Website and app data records

==========

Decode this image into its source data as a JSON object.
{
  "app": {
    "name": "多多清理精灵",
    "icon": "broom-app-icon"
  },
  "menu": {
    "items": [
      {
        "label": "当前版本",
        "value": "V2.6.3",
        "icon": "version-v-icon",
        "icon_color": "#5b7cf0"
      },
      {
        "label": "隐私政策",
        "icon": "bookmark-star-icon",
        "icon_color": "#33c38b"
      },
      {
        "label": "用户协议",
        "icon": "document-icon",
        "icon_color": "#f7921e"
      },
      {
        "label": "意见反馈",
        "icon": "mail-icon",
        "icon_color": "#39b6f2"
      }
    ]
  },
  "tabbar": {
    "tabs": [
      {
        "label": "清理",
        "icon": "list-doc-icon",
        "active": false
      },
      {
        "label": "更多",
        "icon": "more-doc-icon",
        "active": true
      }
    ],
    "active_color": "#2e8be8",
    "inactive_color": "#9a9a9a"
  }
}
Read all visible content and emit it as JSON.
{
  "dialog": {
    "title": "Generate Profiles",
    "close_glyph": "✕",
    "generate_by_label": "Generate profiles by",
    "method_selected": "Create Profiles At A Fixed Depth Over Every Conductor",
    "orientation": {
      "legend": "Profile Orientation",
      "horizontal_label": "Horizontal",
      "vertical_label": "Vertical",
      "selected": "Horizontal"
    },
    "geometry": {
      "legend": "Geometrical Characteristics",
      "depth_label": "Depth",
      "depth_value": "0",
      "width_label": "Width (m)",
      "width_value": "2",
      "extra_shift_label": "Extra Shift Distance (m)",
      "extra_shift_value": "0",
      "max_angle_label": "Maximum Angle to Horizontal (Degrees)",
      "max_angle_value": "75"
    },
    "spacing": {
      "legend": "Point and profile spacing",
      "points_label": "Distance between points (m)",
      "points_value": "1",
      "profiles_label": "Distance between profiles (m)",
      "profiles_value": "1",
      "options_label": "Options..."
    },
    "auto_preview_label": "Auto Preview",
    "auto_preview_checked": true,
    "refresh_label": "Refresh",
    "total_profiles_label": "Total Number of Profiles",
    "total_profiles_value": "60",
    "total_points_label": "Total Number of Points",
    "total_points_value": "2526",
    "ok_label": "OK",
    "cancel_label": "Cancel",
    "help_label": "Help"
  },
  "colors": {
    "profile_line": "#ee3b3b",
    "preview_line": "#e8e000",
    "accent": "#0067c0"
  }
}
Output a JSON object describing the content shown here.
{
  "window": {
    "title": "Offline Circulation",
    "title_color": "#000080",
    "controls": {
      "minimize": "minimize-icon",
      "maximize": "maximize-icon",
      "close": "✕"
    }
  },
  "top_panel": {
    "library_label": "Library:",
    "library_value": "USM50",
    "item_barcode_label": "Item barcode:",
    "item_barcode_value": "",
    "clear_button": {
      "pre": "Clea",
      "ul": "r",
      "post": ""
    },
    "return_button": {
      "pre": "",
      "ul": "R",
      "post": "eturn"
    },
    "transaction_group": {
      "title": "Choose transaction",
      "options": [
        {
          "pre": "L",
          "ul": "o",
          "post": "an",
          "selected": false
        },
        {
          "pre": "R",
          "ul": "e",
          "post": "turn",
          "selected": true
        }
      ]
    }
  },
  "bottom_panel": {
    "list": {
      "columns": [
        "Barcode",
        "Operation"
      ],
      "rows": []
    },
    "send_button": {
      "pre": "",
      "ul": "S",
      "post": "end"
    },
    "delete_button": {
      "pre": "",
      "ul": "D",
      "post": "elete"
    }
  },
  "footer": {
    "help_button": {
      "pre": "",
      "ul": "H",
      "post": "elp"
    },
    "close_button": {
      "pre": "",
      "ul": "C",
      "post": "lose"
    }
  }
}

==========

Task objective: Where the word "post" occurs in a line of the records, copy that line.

Solution to this problem:
      "post": ""
      "post": "eturn"
          "post": "an",
          "post": "turn",
      "post": "end"
      "post": "elete"
      "post": "elp"
      "post": "lose"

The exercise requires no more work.